Problem details:
If a record holds a picture, leave the picture out and print everything else exactly.

Material for this exercise:
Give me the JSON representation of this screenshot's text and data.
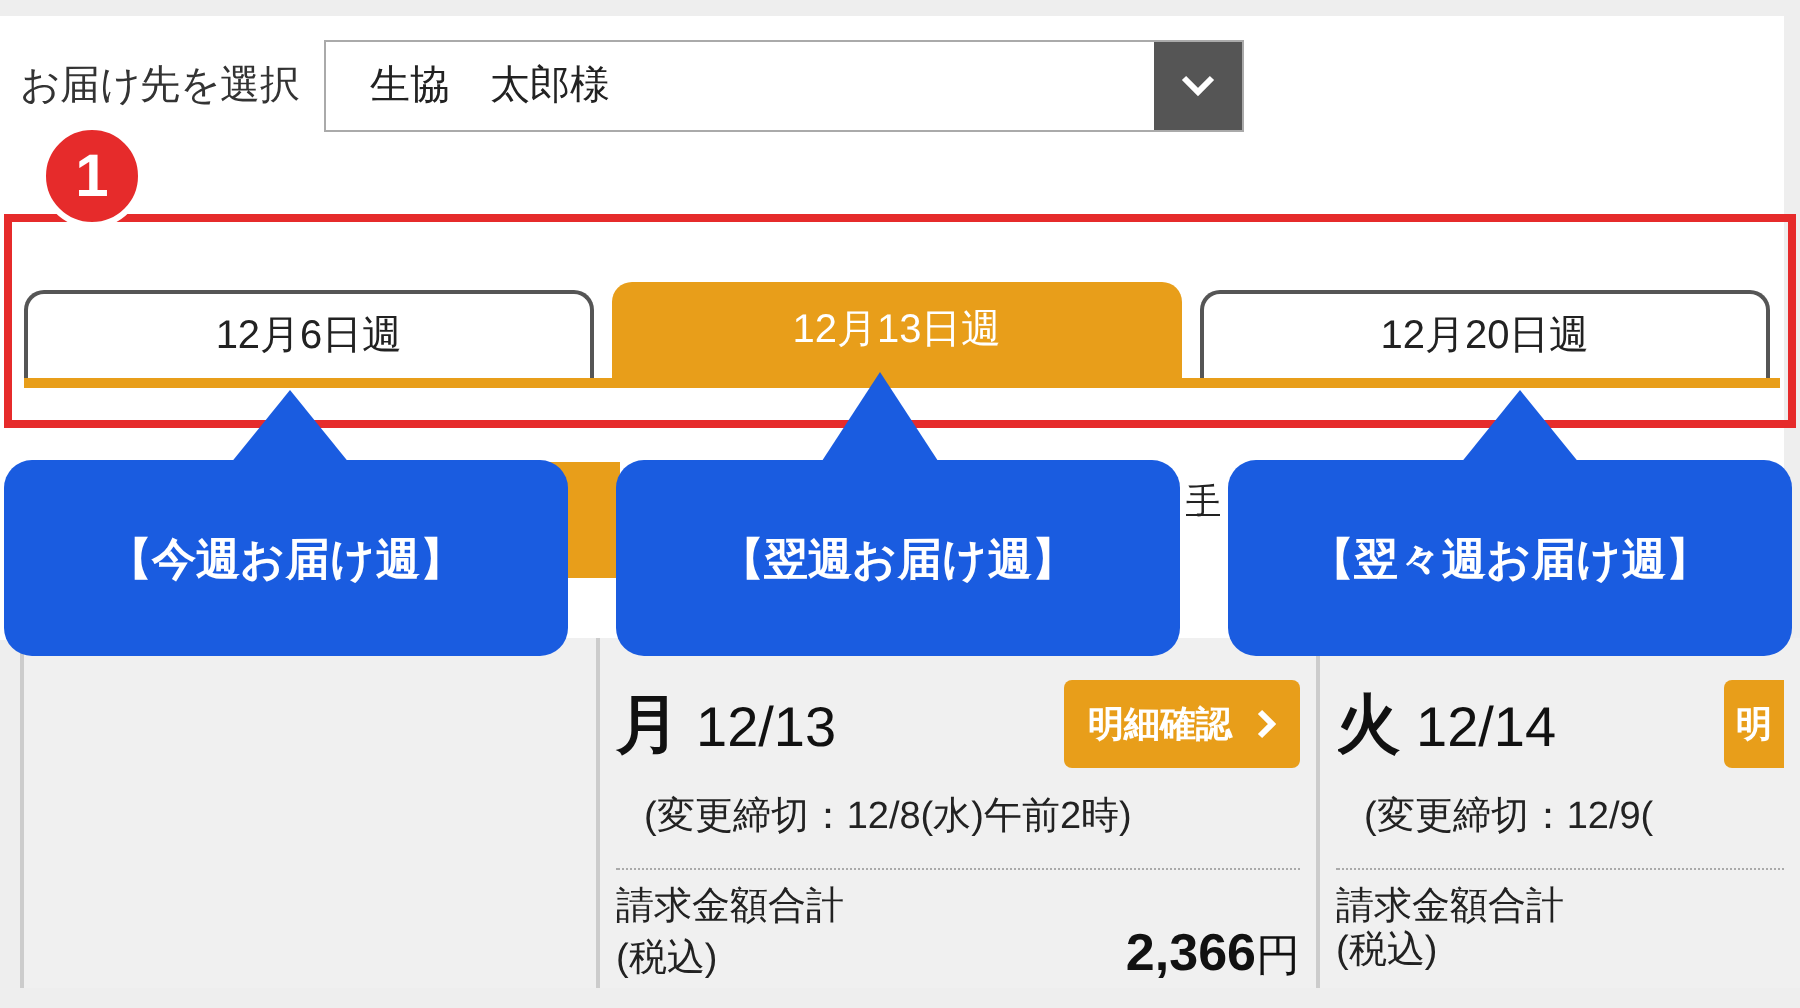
{
  "delivery_select": {
    "label": "お届け先を選択",
    "value": "生協　太郎様"
  },
  "badge": "1",
  "tabs": [
    {
      "label": "12月6日週",
      "selected": false
    },
    {
      "label": "12月13日週",
      "selected": true
    },
    {
      "label": "12月20日週",
      "selected": false
    }
  ],
  "callouts": [
    "【今週お届け週】",
    "【翌週お届け週】",
    "【翌々週お届け週】"
  ],
  "partial_link": "手",
  "days": [
    {
      "weekday": "月",
      "date": "12/13",
      "detail_button": "明細確認",
      "deadline": "(変更締切：12/8(水)午前2時)",
      "total_label": "請求金額合計",
      "tax_label": "(税込)",
      "amount": "2,366",
      "unit": "円"
    },
    {
      "weekday": "火",
      "date": "12/14",
      "detail_button": "明",
      "deadline": "(変更締切：12/9(",
      "total_label": "請求金額合計",
      "tax_label": "(税込)"
    }
  ]
}
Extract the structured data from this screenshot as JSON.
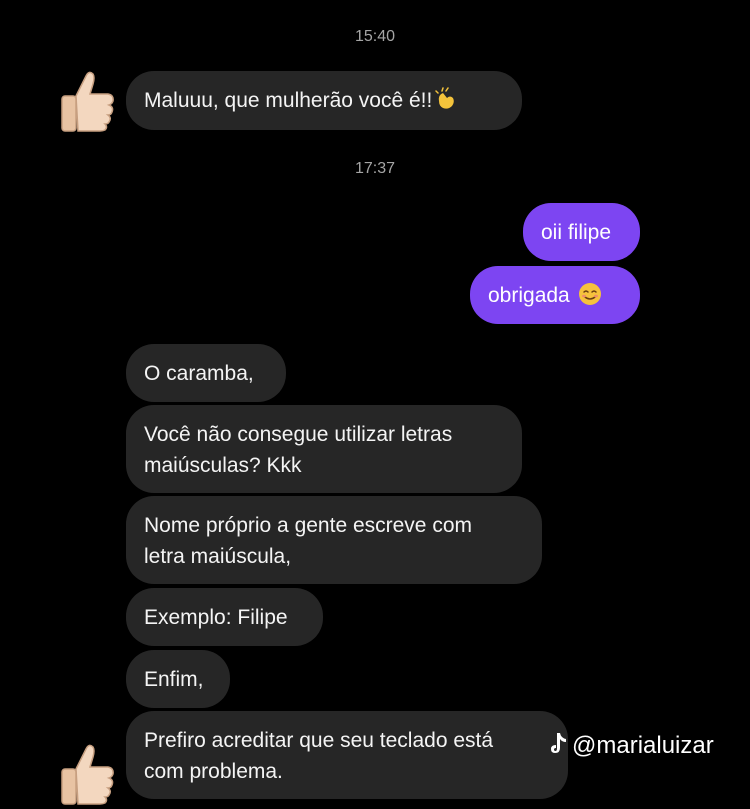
{
  "conversation": {
    "timestamp_1": "15:40",
    "timestamp_2": "17:37",
    "messages": [
      {
        "side": "received",
        "text": "Maluuu, que mulherão você é!!",
        "emoji": "clapping-hands"
      },
      {
        "side": "sent",
        "text": "oii filipe"
      },
      {
        "side": "sent",
        "text": "obrigada",
        "emoji": "smiling-face"
      },
      {
        "side": "received",
        "text": "O caramba,"
      },
      {
        "side": "received",
        "line1": "Você não consegue utilizar letras",
        "line2": "maiúsculas? Kkk"
      },
      {
        "side": "received",
        "line1": "Nome próprio a gente escreve com",
        "line2": "letra maiúscula,"
      },
      {
        "side": "received",
        "text": "Exemplo: Filipe"
      },
      {
        "side": "received",
        "text": "Enfim,"
      },
      {
        "side": "received",
        "line1": "Prefiro acreditar que seu teclado está",
        "line2": "com problema."
      }
    ]
  },
  "avatar_icon": "thumbs-up",
  "watermark": {
    "icon": "tiktok-icon",
    "handle": "@marialuizar"
  },
  "colors": {
    "background": "#000000",
    "received_bubble": "#262626",
    "sent_bubble": "#7d45f2",
    "timestamp": "#a5a5a5"
  }
}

Task result:
Give me the JSON representation of this screenshot's text and data.
{
  "delivery_select": {
    "label": "お届け先を選択",
    "value": "生協　太郎様"
  },
  "badge": "1",
  "tabs": [
    {
      "label": "12月6日週",
      "selected": false
    },
    {
      "label": "12月13日週",
      "selected": true
    },
    {
      "label": "12月20日週",
      "selected": false
    }
  ],
  "callouts": [
    "【今週お届け週】",
    "【翌週お届け週】",
    "【翌々週お届け週】"
  ],
  "partial_link": "手",
  "days": [
    {
      "weekday": "月",
      "date": "12/13",
      "detail_button": "明細確認",
      "deadline": "(変更締切：12/8(水)午前2時)",
      "total_label": "請求金額合計",
      "tax_label": "(税込)",
      "amount": "2,366",
      "unit": "円"
    },
    {
      "weekday": "火",
      "date": "12/14",
      "detail_button": "明",
      "deadline": "(変更締切：12/9(",
      "total_label": "請求金額合計",
      "tax_label": "(税込)"
    }
  ]
}
Extract the structured data from this screenshot as JSON.
{
  "conversation": {
    "timestamp_1": "15:40",
    "timestamp_2": "17:37",
    "messages": [
      {
        "side": "received",
        "text": "Maluuu, que mulherão você é!!",
        "emoji": "clapping-hands"
      },
      {
        "side": "sent",
        "text": "oii filipe"
      },
      {
        "side": "sent",
        "text": "obrigada",
        "emoji": "smiling-face"
      },
      {
        "side": "received",
        "text": "O caramba,"
      },
      {
        "side": "received",
        "line1": "Você não consegue utilizar letras",
        "line2": "maiúsculas? Kkk"
      },
      {
        "side": "received",
        "line1": "Nome próprio a gente escreve com",
        "line2": "letra maiúscula,"
      },
      {
        "side": "received",
        "text": "Exemplo: Filipe"
      },
      {
        "side": "received",
        "text": "Enfim,"
      },
      {
        "side": "received",
        "line1": "Prefiro acreditar que seu teclado está",
        "line2": "com problema."
      }
    ]
  },
  "avatar_icon": "thumbs-up",
  "watermark": {
    "icon": "tiktok-icon",
    "handle": "@marialuizar"
  },
  "colors": {
    "background": "#000000",
    "received_bubble": "#262626",
    "sent_bubble": "#7d45f2",
    "timestamp": "#a5a5a5"
  }
}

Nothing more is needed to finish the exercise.